This was an unannounced inspection carried out on 22 January 2019. Caldy Manor provides personal care and accommodation for up to 38 older people.
Caldy Manor is a listed building set in its own gardens in Caldy Woods just off the main road through Caldy Village. The home is decorated to a good standard throughout with accommodation provided across four floors. A passenger lift enables access to bedrooms located on the upper floors. All bedrooms are single occupancy with en-suite facilities. Specialised bathing facilities are also available. On the ground floor, there is a communal lounge and dining room with access to a garden and patio area. The lower ground floor of the home is called 'Memory Lane' and is reserved for people who require more support from staff with daily living activities.
There was no registered manager in post, as the manager had left a few weeks before the inspection. The home were actively recruiting for a new manger. A registered manager is a person who has registered with the Care Quality Commission to manage the service. Like registered providers, they are 'registered persons'. Registered persons have legal responsibility for meeting the requirements in the Health and Social Care Act 2008 and associated Regulations about how the service is run.' A deputy manager was acting as home manager at the time of the inspection and participated fully in the inspection visit.
At the last inspection in July 2016 the service was rated overall as good, and in each of the key questions: is the service effective, caring, responsive and well-led. The key question safe was rated as requires improvement.
At this inspection, we found improvements had been made following the last inspection. We rated the key question: is the service responsive as outstanding. We rated the key questions: is the service safe, effective, caring and well led as good. The service overall, has remained good.
The management of medicines had been improved since the last inspection and we found medicines were safely managed and robust checks were in place to identify and take actions when shortfalls were identified.
The provider ensured people had access to a wide range of meaningful activities. This included trips out to places that people said they wanted to visit and parties and events. We saw many examples of where the involvement of the local community had enabled people to feel included and part of their community once again. People told us they looked forward to things and felt excited by activities, visits and events at the service. This demonstrated activities were truly meaningful for people.
People and their relatives gave consistent, positive feedback about the service. This included the approach of staff, the food, the events that took place in the home and the accommodation.
People were helped to exercise support and control over their lives. People were supported to consent to care and make decisions. The principles of the Mental Capacity Act (MCA) 2005 had been followed.
People had access to sufficient quantities of nutritious food and drink. People's special dietary needs were catered for and people's preferences were noted and acted upon. Everyone we spoke with said the food was “excellent”. We observed the serving of lunch.

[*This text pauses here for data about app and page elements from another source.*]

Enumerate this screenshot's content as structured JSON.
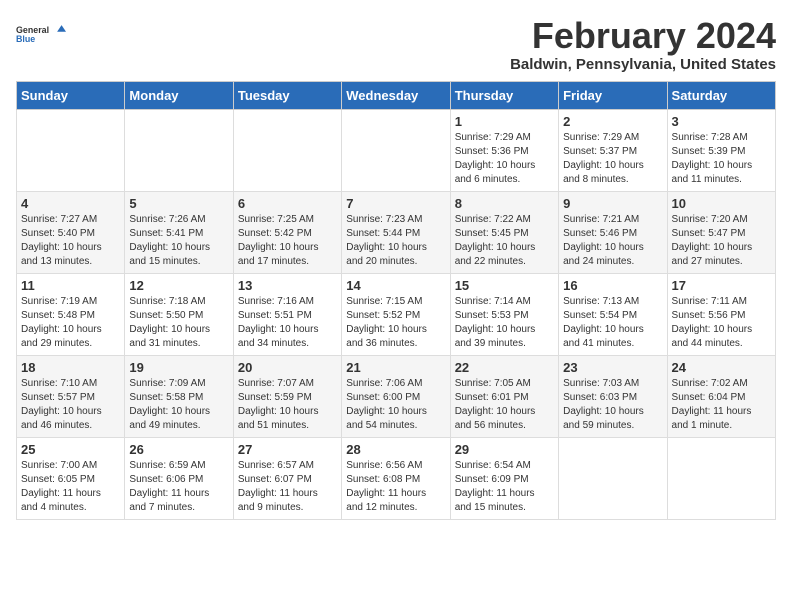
{
  "logo": {
    "line1": "General",
    "line2": "Blue"
  },
  "title": "February 2024",
  "subtitle": "Baldwin, Pennsylvania, United States",
  "headers": [
    "Sunday",
    "Monday",
    "Tuesday",
    "Wednesday",
    "Thursday",
    "Friday",
    "Saturday"
  ],
  "weeks": [
    [
      {
        "day": "",
        "info": ""
      },
      {
        "day": "",
        "info": ""
      },
      {
        "day": "",
        "info": ""
      },
      {
        "day": "",
        "info": ""
      },
      {
        "day": "1",
        "info": "Sunrise: 7:29 AM\nSunset: 5:36 PM\nDaylight: 10 hours\nand 6 minutes."
      },
      {
        "day": "2",
        "info": "Sunrise: 7:29 AM\nSunset: 5:37 PM\nDaylight: 10 hours\nand 8 minutes."
      },
      {
        "day": "3",
        "info": "Sunrise: 7:28 AM\nSunset: 5:39 PM\nDaylight: 10 hours\nand 11 minutes."
      }
    ],
    [
      {
        "day": "4",
        "info": "Sunrise: 7:27 AM\nSunset: 5:40 PM\nDaylight: 10 hours\nand 13 minutes."
      },
      {
        "day": "5",
        "info": "Sunrise: 7:26 AM\nSunset: 5:41 PM\nDaylight: 10 hours\nand 15 minutes."
      },
      {
        "day": "6",
        "info": "Sunrise: 7:25 AM\nSunset: 5:42 PM\nDaylight: 10 hours\nand 17 minutes."
      },
      {
        "day": "7",
        "info": "Sunrise: 7:23 AM\nSunset: 5:44 PM\nDaylight: 10 hours\nand 20 minutes."
      },
      {
        "day": "8",
        "info": "Sunrise: 7:22 AM\nSunset: 5:45 PM\nDaylight: 10 hours\nand 22 minutes."
      },
      {
        "day": "9",
        "info": "Sunrise: 7:21 AM\nSunset: 5:46 PM\nDaylight: 10 hours\nand 24 minutes."
      },
      {
        "day": "10",
        "info": "Sunrise: 7:20 AM\nSunset: 5:47 PM\nDaylight: 10 hours\nand 27 minutes."
      }
    ],
    [
      {
        "day": "11",
        "info": "Sunrise: 7:19 AM\nSunset: 5:48 PM\nDaylight: 10 hours\nand 29 minutes."
      },
      {
        "day": "12",
        "info": "Sunrise: 7:18 AM\nSunset: 5:50 PM\nDaylight: 10 hours\nand 31 minutes."
      },
      {
        "day": "13",
        "info": "Sunrise: 7:16 AM\nSunset: 5:51 PM\nDaylight: 10 hours\nand 34 minutes."
      },
      {
        "day": "14",
        "info": "Sunrise: 7:15 AM\nSunset: 5:52 PM\nDaylight: 10 hours\nand 36 minutes."
      },
      {
        "day": "15",
        "info": "Sunrise: 7:14 AM\nSunset: 5:53 PM\nDaylight: 10 hours\nand 39 minutes."
      },
      {
        "day": "16",
        "info": "Sunrise: 7:13 AM\nSunset: 5:54 PM\nDaylight: 10 hours\nand 41 minutes."
      },
      {
        "day": "17",
        "info": "Sunrise: 7:11 AM\nSunset: 5:56 PM\nDaylight: 10 hours\nand 44 minutes."
      }
    ],
    [
      {
        "day": "18",
        "info": "Sunrise: 7:10 AM\nSunset: 5:57 PM\nDaylight: 10 hours\nand 46 minutes."
      },
      {
        "day": "19",
        "info": "Sunrise: 7:09 AM\nSunset: 5:58 PM\nDaylight: 10 hours\nand 49 minutes."
      },
      {
        "day": "20",
        "info": "Sunrise: 7:07 AM\nSunset: 5:59 PM\nDaylight: 10 hours\nand 51 minutes."
      },
      {
        "day": "21",
        "info": "Sunrise: 7:06 AM\nSunset: 6:00 PM\nDaylight: 10 hours\nand 54 minutes."
      },
      {
        "day": "22",
        "info": "Sunrise: 7:05 AM\nSunset: 6:01 PM\nDaylight: 10 hours\nand 56 minutes."
      },
      {
        "day": "23",
        "info": "Sunrise: 7:03 AM\nSunset: 6:03 PM\nDaylight: 10 hours\nand 59 minutes."
      },
      {
        "day": "24",
        "info": "Sunrise: 7:02 AM\nSunset: 6:04 PM\nDaylight: 11 hours\nand 1 minute."
      }
    ],
    [
      {
        "day": "25",
        "info": "Sunrise: 7:00 AM\nSunset: 6:05 PM\nDaylight: 11 hours\nand 4 minutes."
      },
      {
        "day": "26",
        "info": "Sunrise: 6:59 AM\nSunset: 6:06 PM\nDaylight: 11 hours\nand 7 minutes."
      },
      {
        "day": "27",
        "info": "Sunrise: 6:57 AM\nSunset: 6:07 PM\nDaylight: 11 hours\nand 9 minutes."
      },
      {
        "day": "28",
        "info": "Sunrise: 6:56 AM\nSunset: 6:08 PM\nDaylight: 11 hours\nand 12 minutes."
      },
      {
        "day": "29",
        "info": "Sunrise: 6:54 AM\nSunset: 6:09 PM\nDaylight: 11 hours\nand 15 minutes."
      },
      {
        "day": "",
        "info": ""
      },
      {
        "day": "",
        "info": ""
      }
    ]
  ]
}
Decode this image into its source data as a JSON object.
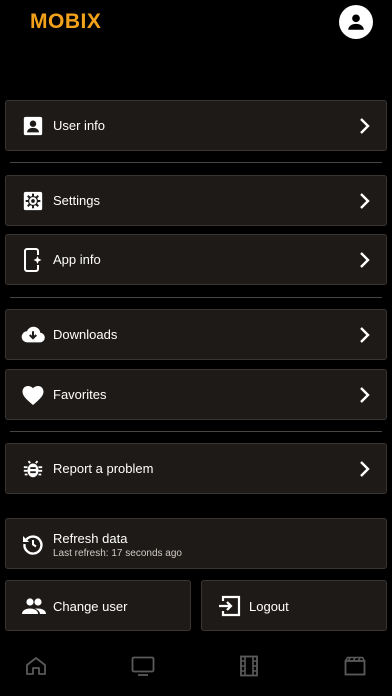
{
  "app": {
    "logo": "MOBIX"
  },
  "header": {
    "avatar_icon": "account-circle-icon"
  },
  "menu": {
    "user_info": "User info",
    "settings": "Settings",
    "app_info": "App info",
    "downloads": "Downloads",
    "favorites": "Favorites",
    "report": "Report a problem",
    "refresh": {
      "title": "Refresh data",
      "subtitle": "Last refresh: 17 seconds ago"
    },
    "change_user": "Change user",
    "logout": "Logout"
  },
  "tabs": [
    {
      "icon": "home-icon"
    },
    {
      "icon": "tv-icon"
    },
    {
      "icon": "film-icon"
    },
    {
      "icon": "clapperboard-icon"
    }
  ],
  "colors": {
    "accent": "#f3a21b",
    "row_bg": "#1e1a17",
    "row_border": "#3a3531",
    "background": "#000000"
  }
}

The food looked and smelled appetising and was served pleasantly by staff.
Staff were recruited robustly and safely. They received training which ensured they were up to date with the skills required for their roles. New staff received an in-depth induction to the service which included the support of more experienced staff.
Risk assessments and risk management plans were in place. Personal care was delivered in line with assessed needs and accurate monitoring records were maintained.
We looked at how accidents and incidents were managed and found that they were recorded and reported appropriately. We saw that appropriate actions were taken following incidents, such as contacting the GP, emergency services or referral to other professionals. We also saw evidence of learning from incidents being shared with staff through supervision.
Systems were in place for monitoring quality and safety. Where shortfalls or areas for further improvements were identified these were acted upon.
People were still supported by caring staff who showed genuine compassion and respect to those living in the home. We saw lots of positive interactions with staff and people, and we could see people enjoyed the company of staff. The chef spent time in the dining area ensuring people were enjoying the food, and just chatting to people about their day.
The management team had maintained an open and supportive culture in the home. Staff and people using the service told us they felt the managers were approachable and accommodating. Staff told us they were happy going to work and enjoyed their jobs. One staff member told us she had left the home, but returned within a week as she missed the staff and people living in the home so much.